Give and ye shall receive. That could be the unofficial mantra of a new Boston-based charity that not only empowers women to take on the role of philanthropists but also equips them with the skills and connections they need to serve on the boards of the organizations they’re helping to fund.
The venture, called The Philanthropy Connection, was started last year by Marla Felcher, a 57-year-old former social marketing professor who has taught at the Kennedy School and Northwestern University. Increasingly disappointed by the charitable benefit circuit — which she thought needed to do a better job engaging new donors — Felcher found herself impressed with a giving circle called Impact100 Sonoma that she encountered in 2012 while volunteering as a fund-raiser in California. “You get a hundred women to pool a thousand dollars and give it all away,” she recalls. “I thought, That’s the answer.”
Swiping that simple premise, she returned to Boston and enlisted the help of two friends, Dharma E. Cortes, a grants expert, and Suzanne Carter, a retired commercial banker. Within seven weeks, they had enticed more than a hundred like-minded women to open their wallets.
After putting out a call for applicants, the women formed teams to rigorously winnow 150 potential grant recipients to the strongest few.

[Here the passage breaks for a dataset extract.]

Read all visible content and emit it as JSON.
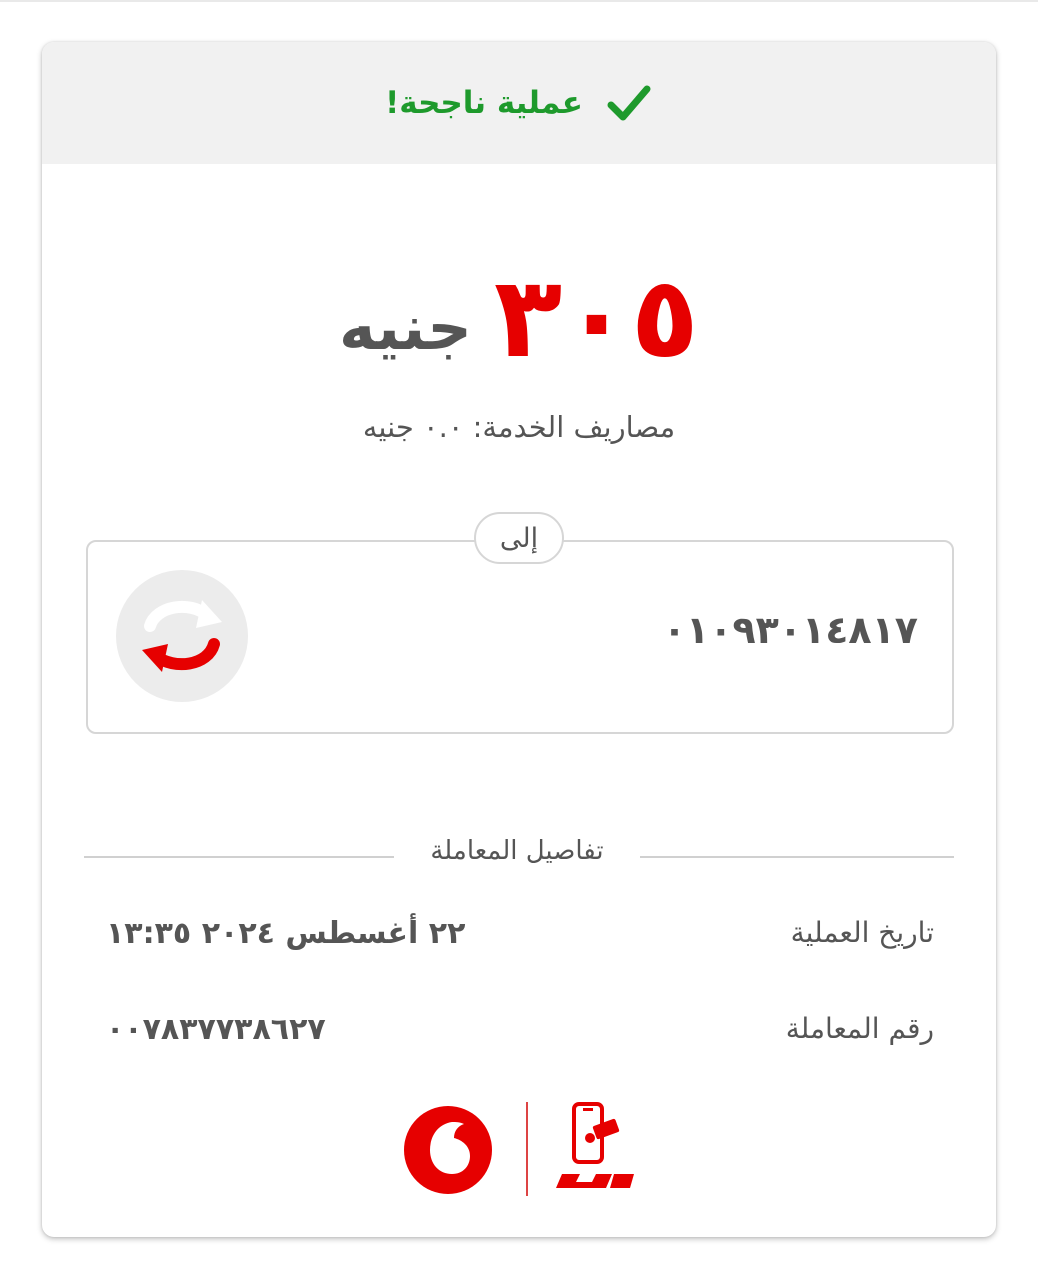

Last May, the entire membership voted on how to distribute the funds, choosing to award five grants of $26,000 to small, local nonprofits, including Duxbury’s Crossroads for Kids and Somerville’s RESPOND, a domestic-violence agency. “We use our brains,” Felcher says, “so at the end, we can use our hearts.”
Compelled to pony up? Get in line. With 231 supporters in its sophomore year (including high-profile restaurateurs Jody Adams and Joanne Chang) and an 80 percent re-enrollment rate, membership is closed until 2015.

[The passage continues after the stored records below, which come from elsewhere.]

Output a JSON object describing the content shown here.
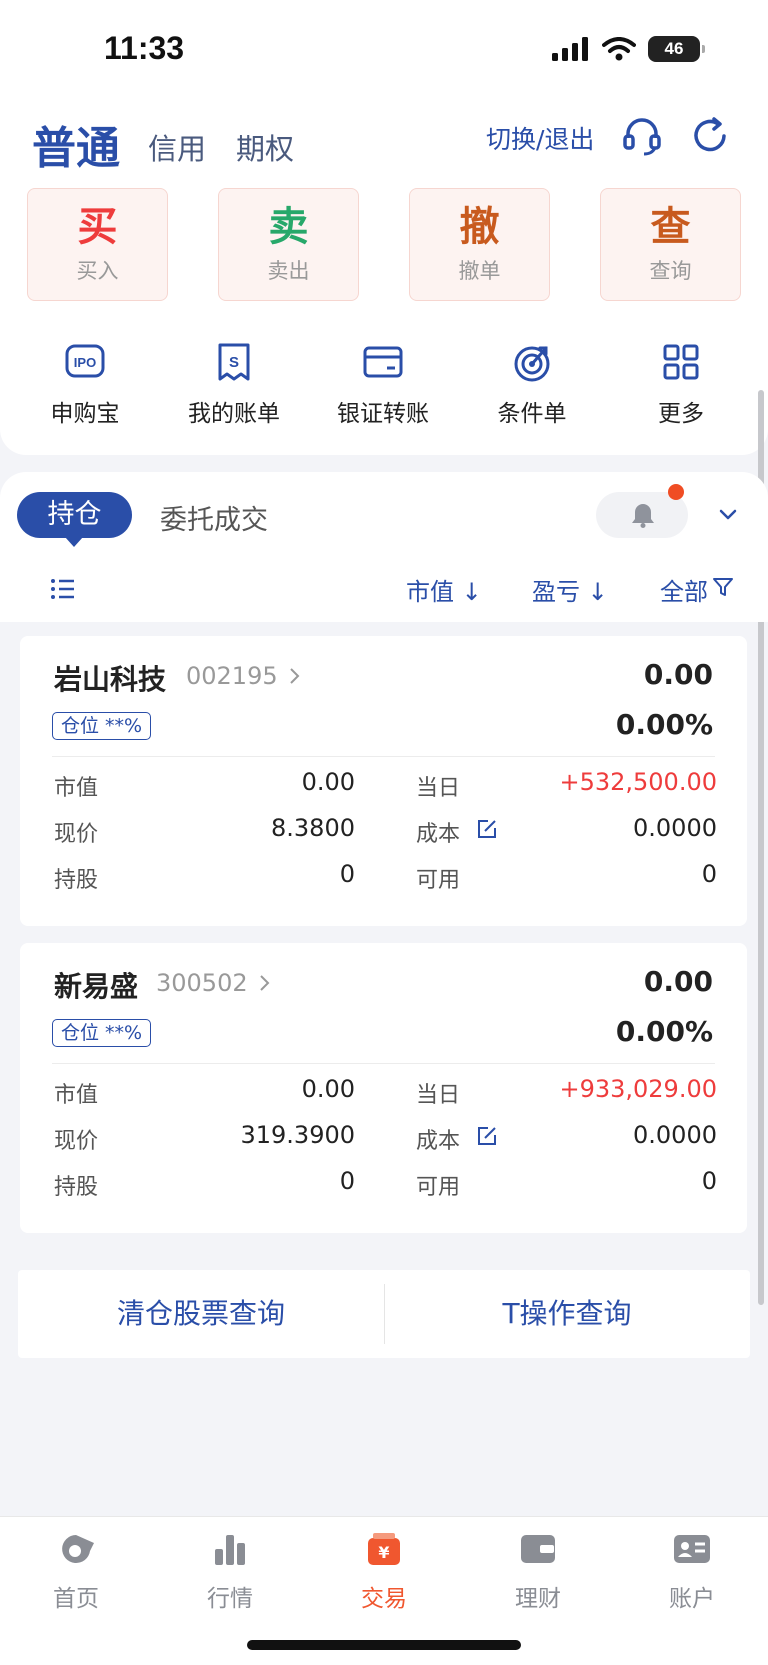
{
  "status": {
    "time": "11:33",
    "battery": "46"
  },
  "header": {
    "tabs": [
      {
        "label": "普通"
      },
      {
        "label": "信用"
      },
      {
        "label": "期权"
      }
    ],
    "switch_label": "切换/退出"
  },
  "actions": [
    {
      "big": "买",
      "small": "买入",
      "color": "#ee3c3c"
    },
    {
      "big": "卖",
      "small": "卖出",
      "color": "#27a86a"
    },
    {
      "big": "撤",
      "small": "撤单",
      "color": "#c85a1e"
    },
    {
      "big": "查",
      "small": "查询",
      "color": "#c85a1e"
    }
  ],
  "quick": [
    {
      "label": "申购宝",
      "icon": "ipo-icon"
    },
    {
      "label": "我的账单",
      "icon": "bill-icon"
    },
    {
      "label": "银证转账",
      "icon": "card-icon"
    },
    {
      "label": "条件单",
      "icon": "target-icon"
    },
    {
      "label": "更多",
      "icon": "grid-icon"
    }
  ],
  "positions": {
    "tab_active": "持仓",
    "tab_other": "委托成交",
    "sort_value": "市值 ↓",
    "sort_pnl": "盈亏 ↓",
    "filter": "全部"
  },
  "stocks": [
    {
      "name": "岩山科技",
      "code": "002195",
      "value": "0.00",
      "pct": "0.00%",
      "badge": "仓位 **%",
      "labels": {
        "mkt": "市值",
        "day": "当日",
        "price": "现价",
        "cost": "成本",
        "shares": "持股",
        "avail": "可用"
      },
      "mkt": "0.00",
      "day": "+532,500.00",
      "price": "8.3800",
      "cost": "0.0000",
      "shares": "0",
      "avail": "0"
    },
    {
      "name": "新易盛",
      "code": "300502",
      "value": "0.00",
      "pct": "0.00%",
      "badge": "仓位 **%",
      "labels": {
        "mkt": "市值",
        "day": "当日",
        "price": "现价",
        "cost": "成本",
        "shares": "持股",
        "avail": "可用"
      },
      "mkt": "0.00",
      "day": "+933,029.00",
      "price": "319.3900",
      "cost": "0.0000",
      "shares": "0",
      "avail": "0"
    }
  ],
  "query": {
    "clear": "清仓股票查询",
    "t_op": "T操作查询"
  },
  "nav": [
    {
      "label": "首页",
      "icon": "home-icon"
    },
    {
      "label": "行情",
      "icon": "chart-icon"
    },
    {
      "label": "交易",
      "icon": "trade-icon",
      "active": true
    },
    {
      "label": "理财",
      "icon": "wallet-icon"
    },
    {
      "label": "账户",
      "icon": "account-icon"
    }
  ],
  "colors": {
    "accent": "#2a4ea8",
    "up": "#ee3c3c",
    "nav_active": "#f0572f"
  }
}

That may be because membership not only has a price tag, it also has its privileges.
Much of the appeal is reflected in the Philanthropy Connection’s credo: Give. Receive. Learn. “We want to give [women] the skills to be a good board member,” Felcher says. Or make that a better board member — the average member already serves on a board or two; of those who don’t, a number want to.
Women are fairly well represented among large Massachusetts nonprofits, making up 35 percent of board members, according to a 2013 survey by the Boston Club. But too often, Felcher observes, board chairs and those making the final call are still men. “Just because women are at the table, they are not necessarily the decision makers and running the organization,” she says. “So many smart, generous women do not speak up and take a leading role. We want to give women the confidence to have that voice.”
Perhaps the best training ground the group offers is the chance for members to serve on a review team, learning to probe for a nonprofit’s weaknesses as well as its strengths. Interest is keen: Last year, 30 to 40 women reviewed applicants; this year, 96 have signed on for training. Throughout the year, the charity also hosts panel discussions and intimate educational seminars called The Philanthropy Dialogues. The most popular tutorial? “Stop Faking It,” which instructed members how to tear apart a nonprofit’s financial statements, or 990s.
“We’re not only giving, we’re receiving a lot of knowledge,” says Sharhea Wade, 27, an assistant vice president at State Street Corp. and a group board member. She chairs the Young Philanthropist committee, a Philanthropy Connection fellowship program for women under 35 whose membership fee is funded by other group members, and she recently joined the leadership team of the National Black MBA Association’s Boston chapter. “Now we can pick up one of these reports and run through the numbers with more insight,” says Wade.
Hard skills aside, Felcher believes that ultimately the best credential is truly “getting” an organization and its mission. “That’s when you become a really good board member — when you understand the challenges the clients are facing,” she says.
Indeed, one of the group’s grant recipients, Adoption & Foster Care Mentoring, is considering several of the philanthropy group’s members for upcoming slots on its board, knowing that the Philanthropy Connection’s exhaustive grant review process created a fan base familiar with and enthusiastic about the nonprofit’s mission. “For us, it’s about looking for people who will be great ambassadors,” says the mentoring group’s executive director, Colby Swettberg. “Women have the skills. It’s about having the confidence — and being asked.”
Correction: Because of a photographer’s error, Jihye Choi’s name was misspelled in a caption in an earlier version of this story.